***** The input
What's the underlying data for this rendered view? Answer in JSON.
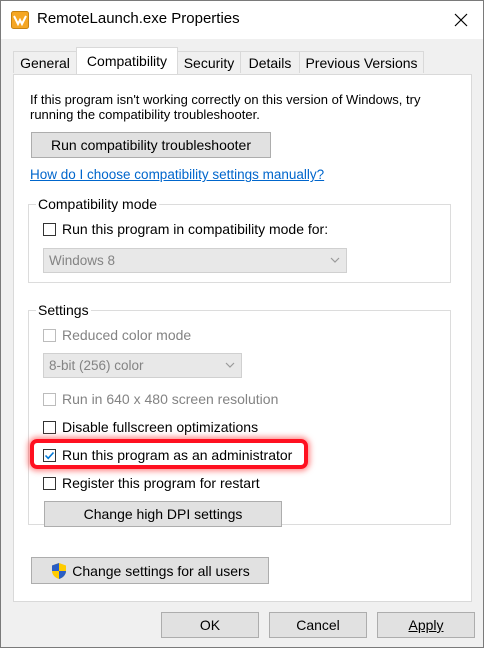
{
  "window": {
    "title": "RemoteLaunch.exe Properties",
    "app_icon": "application-icon",
    "close_icon": "close-icon"
  },
  "tabs": [
    {
      "label": "General",
      "active": false
    },
    {
      "label": "Compatibility",
      "active": true
    },
    {
      "label": "Security",
      "active": false
    },
    {
      "label": "Details",
      "active": false
    },
    {
      "label": "Previous Versions",
      "active": false
    }
  ],
  "compat": {
    "intro": "If this program isn't working correctly on this version of Windows, try running the compatibility troubleshooter.",
    "troubleshooter_button": "Run compatibility troubleshooter",
    "help_link": "How do I choose compatibility settings manually?",
    "mode_group_title": "Compatibility mode",
    "mode_checkbox_label": "Run this program in compatibility mode for:",
    "mode_checked": false,
    "mode_select_value": "Windows 8"
  },
  "settings": {
    "group_title": "Settings",
    "reduced_color_label": "Reduced color mode",
    "reduced_color_checked": false,
    "color_select_value": "8-bit (256) color",
    "res_640_label": "Run in 640 x 480 screen resolution",
    "res_640_checked": false,
    "fullscreen_opt_label": "Disable fullscreen optimizations",
    "fullscreen_opt_checked": false,
    "admin_label": "Run this program as an administrator",
    "admin_checked": true,
    "restart_label": "Register this program for restart",
    "restart_checked": false,
    "dpi_button": "Change high DPI settings"
  },
  "all_users_button": "Change settings for all users",
  "all_users_icon": "uac-shield-icon",
  "footer": {
    "ok": "OK",
    "cancel": "Cancel",
    "apply": "Apply"
  },
  "colors": {
    "highlight": "#ff1020",
    "link": "#0066cc",
    "check": "#0078d7"
  }
}
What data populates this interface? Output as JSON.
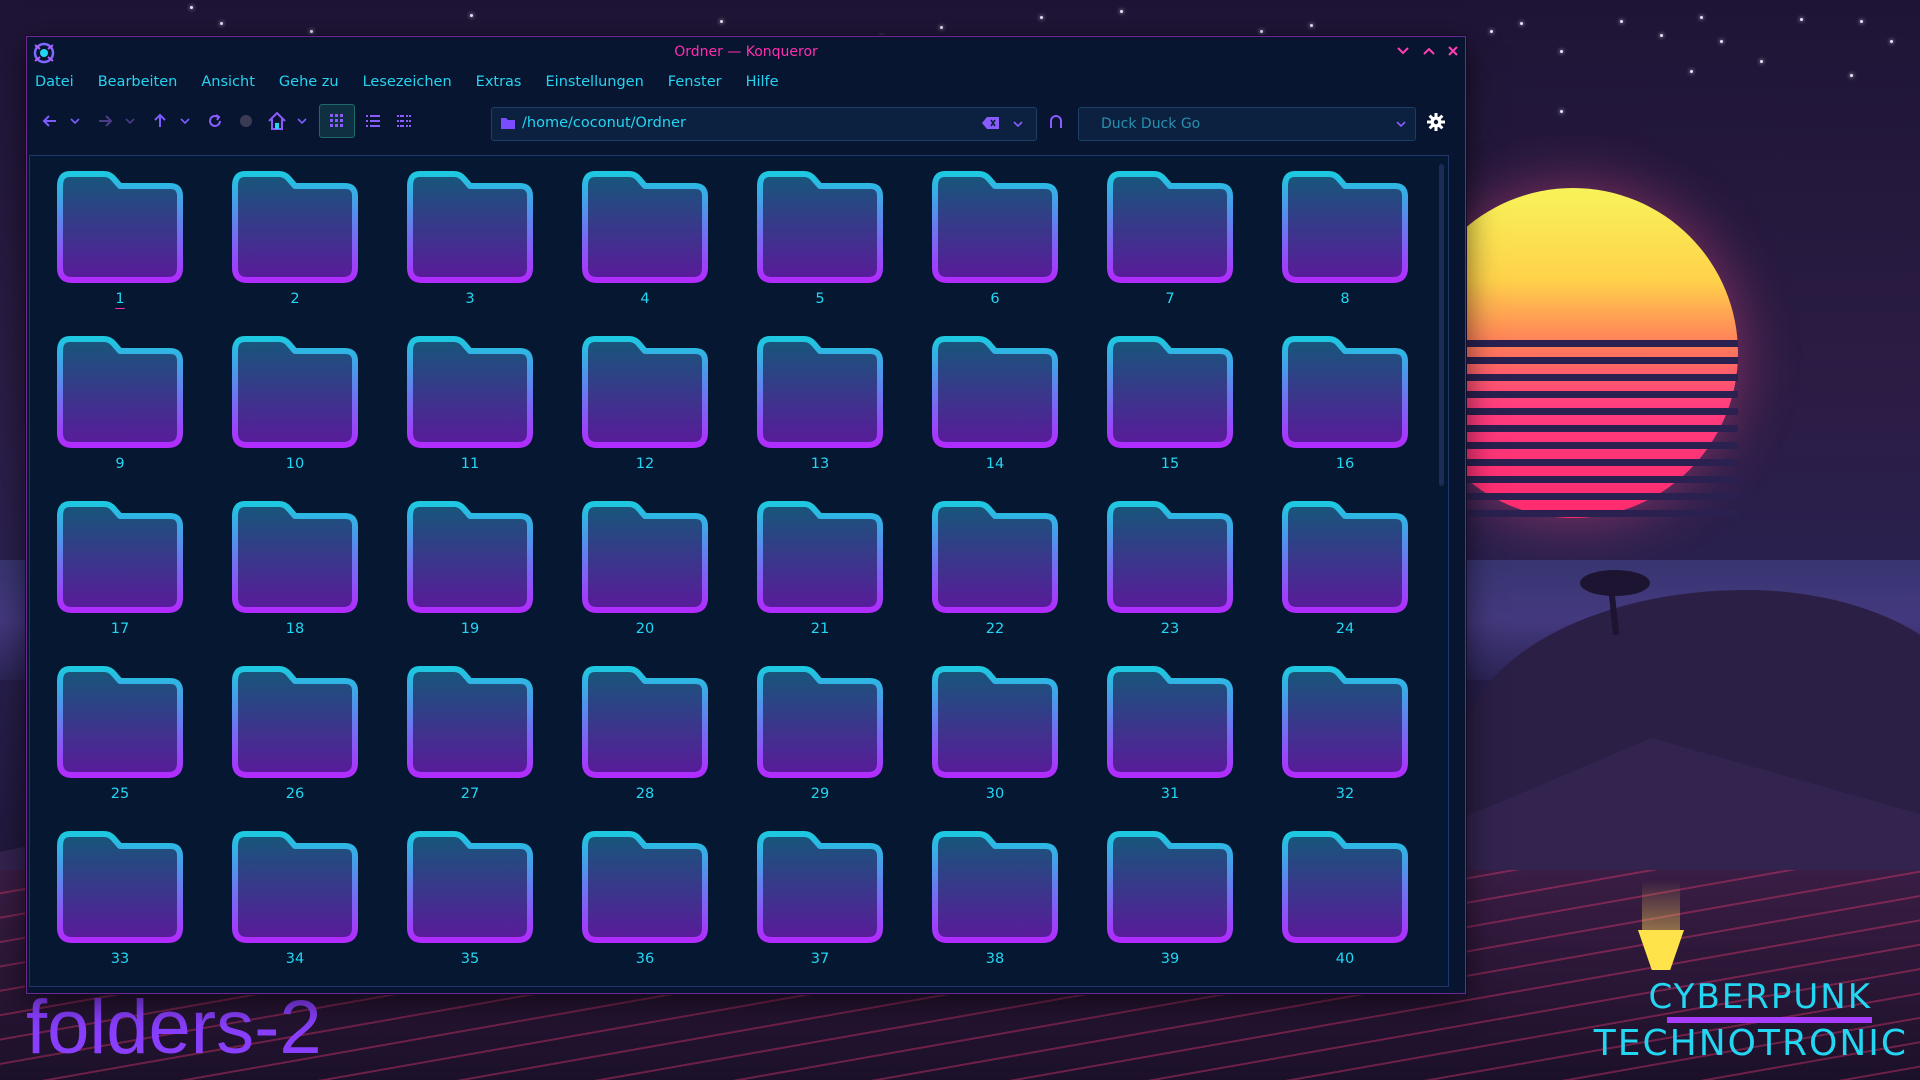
{
  "window": {
    "title": "Ordner — Konqueror"
  },
  "menu": [
    "Datei",
    "Bearbeiten",
    "Ansicht",
    "Gehe zu",
    "Lesezeichen",
    "Extras",
    "Einstellungen",
    "Fenster",
    "Hilfe"
  ],
  "toolbar": {
    "location": "/home/coconut/Ordner",
    "search_engine": "Duck Duck Go"
  },
  "folders": [
    "1",
    "2",
    "3",
    "4",
    "5",
    "6",
    "7",
    "8",
    "9",
    "10",
    "11",
    "12",
    "13",
    "14",
    "15",
    "16",
    "17",
    "18",
    "19",
    "20",
    "21",
    "22",
    "23",
    "24",
    "25",
    "26",
    "27",
    "28",
    "29",
    "30",
    "31",
    "32",
    "33",
    "34",
    "35",
    "36",
    "37",
    "38",
    "39",
    "40"
  ],
  "wallpaper": {
    "caption": "folders-2",
    "brand_line1": "CYBERPUNK",
    "brand_line2": "TECHNOTRONIC"
  },
  "colors": {
    "accent_cyan": "#23d6f2",
    "accent_pink": "#ff2fb0",
    "window_bg": "#071530",
    "folder_top": "#1ec8e0",
    "folder_bottom": "#b12cff"
  },
  "icons": {
    "back": "arrow-left-icon",
    "forward": "arrow-right-icon",
    "up": "arrow-up-icon",
    "reload": "reload-icon",
    "stop": "stop-icon",
    "home": "home-icon",
    "icon_view": "icon-view-icon",
    "details_view": "details-view-icon",
    "compact_view": "compact-view-icon",
    "clear": "clear-text-icon",
    "go": "go-icon",
    "settings": "gear-icon"
  }
}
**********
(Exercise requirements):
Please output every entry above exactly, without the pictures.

(Answer for this exercise):
What's the underlying data for this rendered view? Answer in JSON.
{
  "window": {
    "title": "RemoteLaunch.exe Properties",
    "app_icon": "application-icon",
    "close_icon": "close-icon"
  },
  "tabs": [
    {
      "label": "General",
      "active": false
    },
    {
      "label": "Compatibility",
      "active": true
    },
    {
      "label": "Security",
      "active": false
    },
    {
      "label": "Details",
      "active": false
    },
    {
      "label": "Previous Versions",
      "active": false
    }
  ],
  "compat": {
    "intro": "If this program isn't working correctly on this version of Windows, try running the compatibility troubleshooter.",
    "troubleshooter_button": "Run compatibility troubleshooter",
    "help_link": "How do I choose compatibility settings manually?",
    "mode_group_title": "Compatibility mode",
    "mode_checkbox_label": "Run this program in compatibility mode for:",
    "mode_checked": false,
    "mode_select_value": "Windows 8"
  },
  "settings": {
    "group_title": "Settings",
    "reduced_color_label": "Reduced color mode",
    "reduced_color_checked": false,
    "color_select_value": "8-bit (256) color",
    "res_640_label": "Run in 640 x 480 screen resolution",
    "res_640_checked": false,
    "fullscreen_opt_label": "Disable fullscreen optimizations",
    "fullscreen_opt_checked": false,
    "admin_label": "Run this program as an administrator",
    "admin_checked": true,
    "restart_label": "Register this program for restart",
    "restart_checked": false,
    "dpi_button": "Change high DPI settings"
  },
  "all_users_button": "Change settings for all users",
  "all_users_icon": "uac-shield-icon",
  "footer": {
    "ok": "OK",
    "cancel": "Cancel",
    "apply": "Apply"
  },
  "colors": {
    "highlight": "#ff1020",
    "link": "#0066cc",
    "check": "#0078d7"
  }
}
What data populates this interface? Output as JSON.
{
  "window": {
    "title": "Ordner — Konqueror"
  },
  "menu": [
    "Datei",
    "Bearbeiten",
    "Ansicht",
    "Gehe zu",
    "Lesezeichen",
    "Extras",
    "Einstellungen",
    "Fenster",
    "Hilfe"
  ],
  "toolbar": {
    "location": "/home/coconut/Ordner",
    "search_engine": "Duck Duck Go"
  },
  "folders": [
    "1",
    "2",
    "3",
    "4",
    "5",
    "6",
    "7",
    "8",
    "9",
    "10",
    "11",
    "12",
    "13",
    "14",
    "15",
    "16",
    "17",
    "18",
    "19",
    "20",
    "21",
    "22",
    "23",
    "24",
    "25",
    "26",
    "27",
    "28",
    "29",
    "30",
    "31",
    "32",
    "33",
    "34",
    "35",
    "36",
    "37",
    "38",
    "39",
    "40"
  ],
  "wallpaper": {
    "caption": "folders-2",
    "brand_line1": "CYBERPUNK",
    "brand_line2": "TECHNOTRONIC"
  },
  "colors": {
    "accent_cyan": "#23d6f2",
    "accent_pink": "#ff2fb0",
    "window_bg": "#071530",
    "folder_top": "#1ec8e0",
    "folder_bottom": "#b12cff"
  },
  "icons": {
    "back": "arrow-left-icon",
    "forward": "arrow-right-icon",
    "up": "arrow-up-icon",
    "reload": "reload-icon",
    "stop": "stop-icon",
    "home": "home-icon",
    "icon_view": "icon-view-icon",
    "details_view": "details-view-icon",
    "compact_view": "compact-view-icon",
    "clear": "clear-text-icon",
    "go": "go-icon",
    "settings": "gear-icon"
  }
}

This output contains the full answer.